Some thought this venture a fool’s errand bordering on the suicidal, but Ahmet persisted, “with all the stubbornness of a goat.” He lashed his white, red-tipped, walking cane to the bow of his kayak, and off he went, successfully circumnavigating the waterway for its twenty terrifying miles. His success, however, was not primarily due to the technological or monetary assistance he received – though these were needed. By his account, it was an energizing hope.

Hope is an ethereal idea. As Saul of Tarsus wrote, speaking of the greatest spiritual principles, “These will remain: Faith, hope, and love.” Yet, all three defy easy explanation. And hope might be the most elusive of all, because it comes across so often as gullibility or naïveté. 

“I hope to graduate in the spring,” one says, whether he or she has studied for finals or not. “I hope to retire at sixty,” a person might chirp, irrespective of how much financial planning has been done. “I hope that things get better,” another retorts, all while watching as a spectator, never getting involved in the actual betterment of “things.” It’s no wonder that hope is hard to grasp, given how it is used as a synonym for wishful thinking.

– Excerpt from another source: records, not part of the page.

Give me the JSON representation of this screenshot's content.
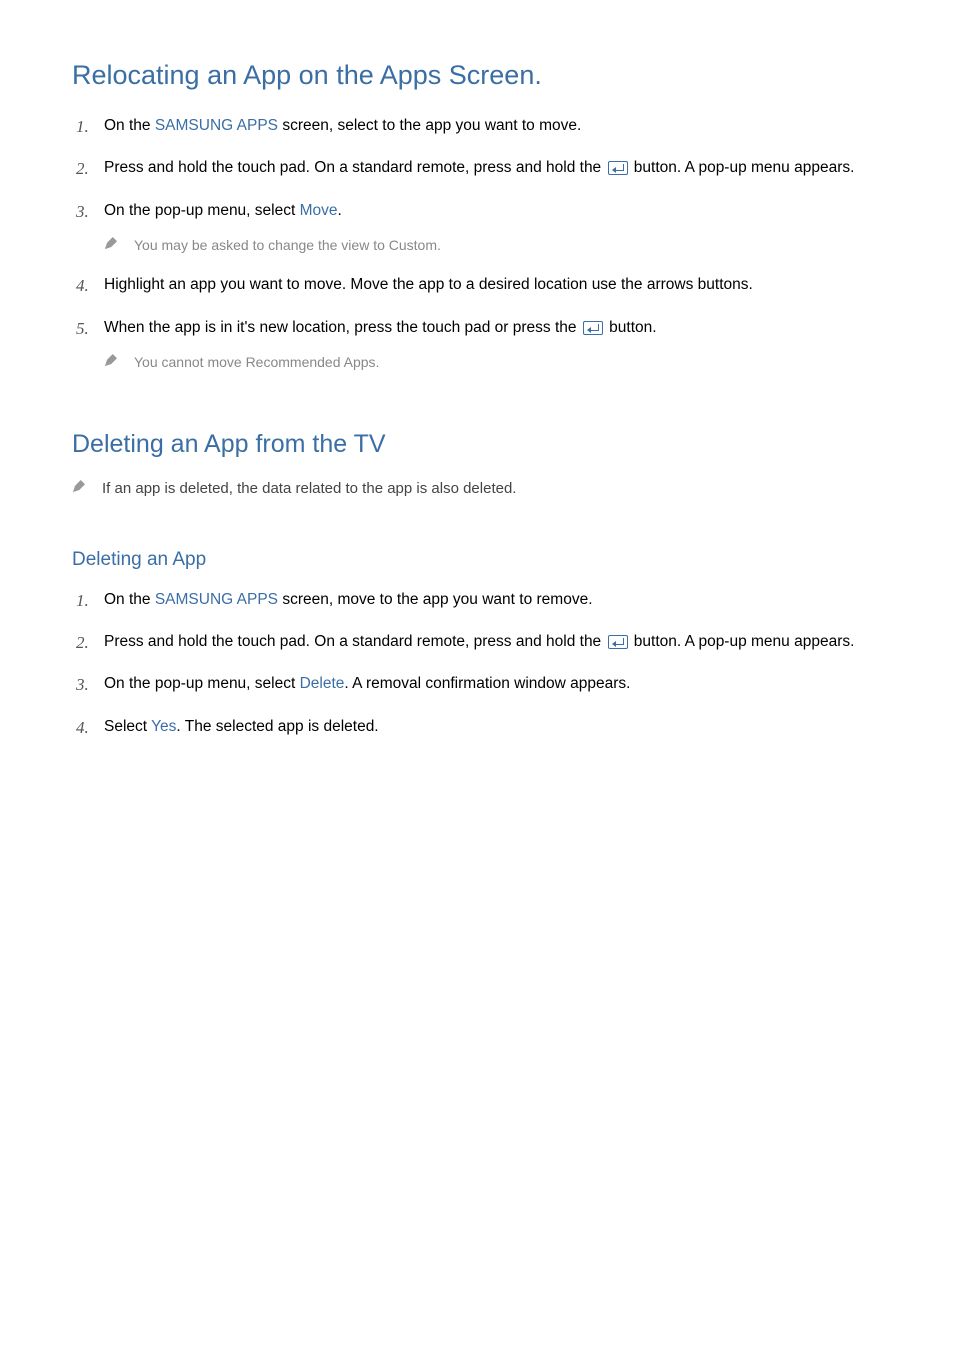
{
  "section1": {
    "title": "Relocating an App on the Apps Screen.",
    "step1_pre": "On the ",
    "step1_kw": "SAMSUNG APPS",
    "step1_post": " screen, select to the app you want to move.",
    "step2_pre": "Press and hold the touch pad. On a standard remote, press and hold the ",
    "step2_post": " button. A pop-up menu appears.",
    "step3_pre": "On the pop-up menu, select ",
    "step3_kw": "Move",
    "step3_post": ".",
    "note1": "You may be asked to change the view to Custom.",
    "step4": "Highlight an app you want to move. Move the app to a desired location use the arrows buttons.",
    "step5_pre": "When the app is in it's new location, press the touch pad or press the ",
    "step5_post": " button.",
    "note2": "You cannot move Recommended Apps."
  },
  "section2": {
    "title": "Deleting an App from the TV",
    "topnote": "If an app is deleted, the data related to the app is also deleted."
  },
  "section3": {
    "title": "Deleting an App",
    "step1_pre": "On the ",
    "step1_kw": "SAMSUNG APPS",
    "step1_post": " screen, move to the app you want to remove.",
    "step2_pre": "Press and hold the touch pad. On a standard remote, press and hold the ",
    "step2_post": " button. A pop-up menu appears.",
    "step3_pre": "On the pop-up menu, select ",
    "step3_kw": "Delete",
    "step3_post": ". A removal confirmation window appears.",
    "step4_pre": "Select ",
    "step4_kw": "Yes",
    "step4_post": ". The selected app is deleted."
  }
}
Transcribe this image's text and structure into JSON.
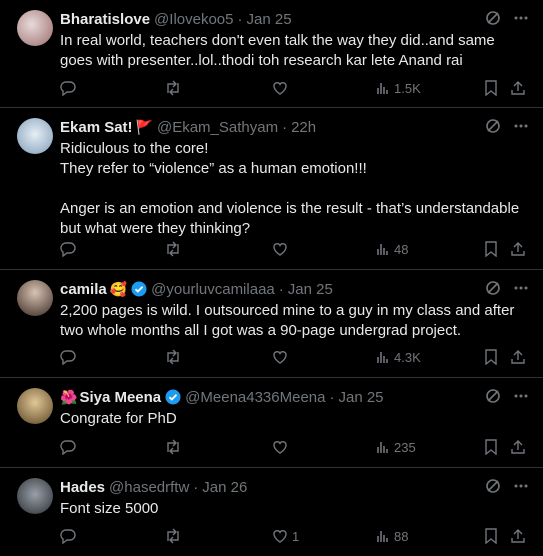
{
  "tweets": [
    {
      "name": "Bharatislove",
      "handle": "@Ilovekoo5",
      "time": "Jan 25",
      "text": "In real world, teachers don't even talk the way they did..and same goes with presenter..lol..thodi toh research kar lete Anand rai",
      "views": "1.5K",
      "likes": "",
      "avatar_color": "#c9a9a6"
    },
    {
      "name": "Ekam Sat!",
      "name_emoji": "🚩",
      "handle": "@Ekam_Sathyam",
      "time": "22h",
      "text": "Ridiculous to the core!\nThey refer to “violence” as a human emotion!!!\n\nAnger is an emotion and violence is the result - that’s understandable but what were they thinking?",
      "views": "48",
      "likes": "",
      "avatar_color": "#8fb3d6"
    },
    {
      "name": "camila",
      "name_emoji": "🥰",
      "verified": true,
      "handle": "@yourluvcamilaaa",
      "time": "Jan 25",
      "text": "2,200 pages is wild. I outsourced mine to a guy in my class and after two whole months all I got was a 90-page undergrad project.",
      "views": "4.3K",
      "likes": "",
      "avatar_color": "#6b4a3a"
    },
    {
      "name": "Siya Meena",
      "name_prefix": "🌺",
      "verified": true,
      "handle": "@Meena4336Meena",
      "time": "Jan 25",
      "text": "Congrate for PhD",
      "views": "235",
      "likes": "",
      "avatar_color": "#a07a4c"
    },
    {
      "name": "Hades",
      "handle": "@hasedrftw",
      "time": "Jan 26",
      "text": "Font size 5000",
      "views": "88",
      "likes": "1",
      "avatar_color": "#4a4f58"
    }
  ],
  "colors": {
    "text": "#e7e9ea",
    "muted": "#71767b",
    "verified": "#1d9bf0",
    "divider": "#2f3336"
  }
}
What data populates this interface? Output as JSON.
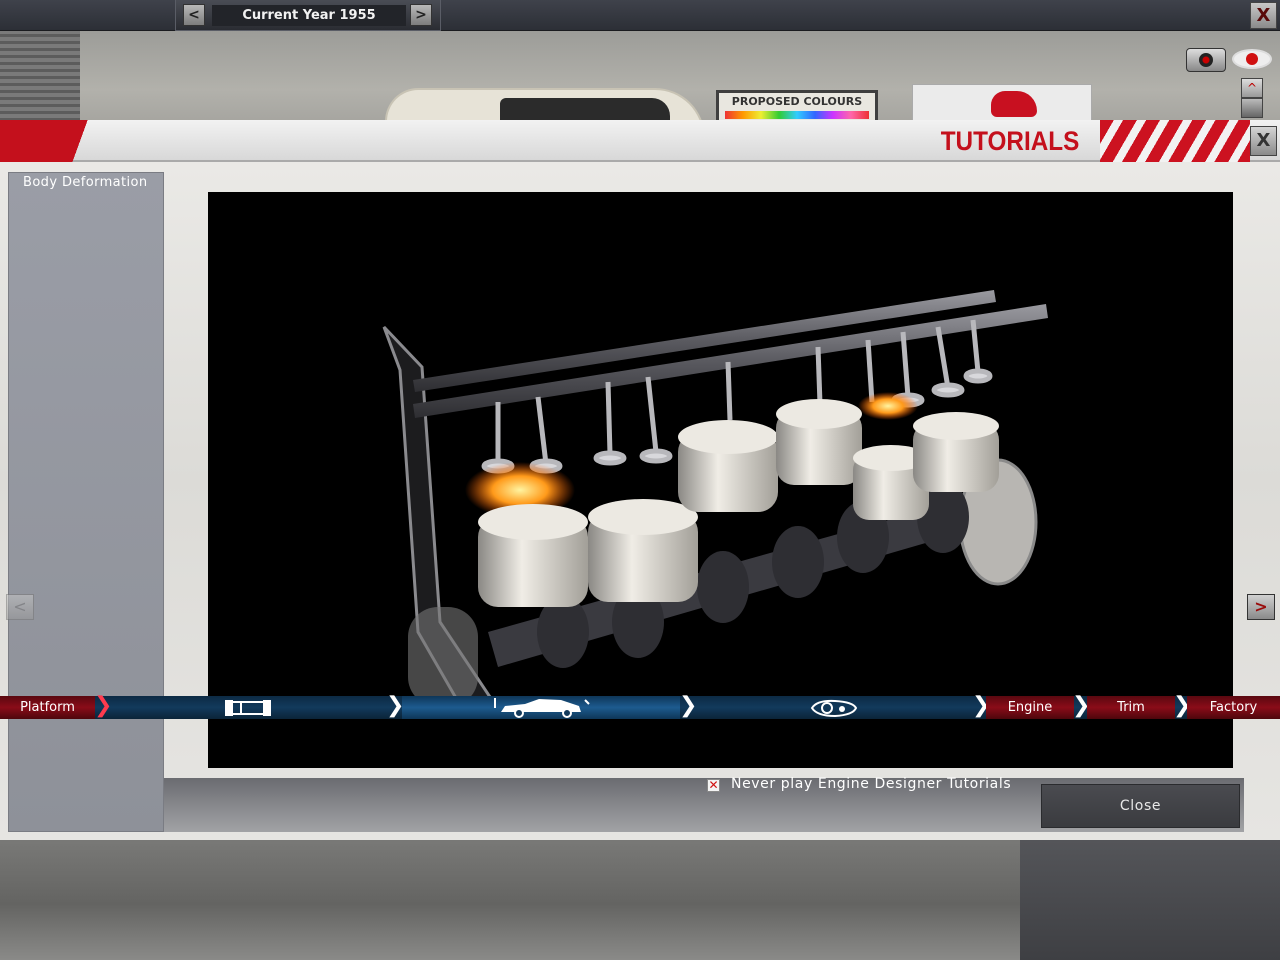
{
  "topbar": {
    "year_label": "Current Year 1955",
    "prev_icon": "<",
    "next_icon": ">",
    "close_icon": "X"
  },
  "scene": {
    "poster_text": "PROPOSED COLOURS"
  },
  "dialog": {
    "title": "TUTORIALS",
    "close_icon": "X",
    "tutorials": [
      "Body Deformation"
    ],
    "checkbox_mark": "✕",
    "checkbox_label": "Never play Engine Designer Tutorials",
    "close_label": "Close"
  },
  "side": {
    "left_arrow": "<",
    "right_arrow": ">"
  },
  "stages": {
    "platform": "Platform",
    "chassis_icon": "chassis-icon",
    "body_icon": "car-body-icon",
    "fixtures_icon": "headlight-icon",
    "engine": "Engine",
    "trim": "Trim",
    "factory": "Factory",
    "chevron": "❯"
  },
  "colors": {
    "accent_red": "#c4101c",
    "nav_blue": "#123a5c"
  }
}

But let’s take a lesson from Ahmet Ustunel, or from anyone who understands what hope is. It is fuel. It is resiliency. It is a burning “fire in the bones” that moves a person forward, forward into the unknown, not into an idealized future, for the future is impossible to know. In face of this unknown, hope empowers, motivates, and pushes a person onward. 

Certainty does not accompany hope, but persistence – “the stubbornness of a goat” – does. And while having hope doesn’t mean that life will turn out like we plan, it does mean we have the wherewithal to press on; and sometimes pressing on is what we need the most.

Photo by Soren Jorgensen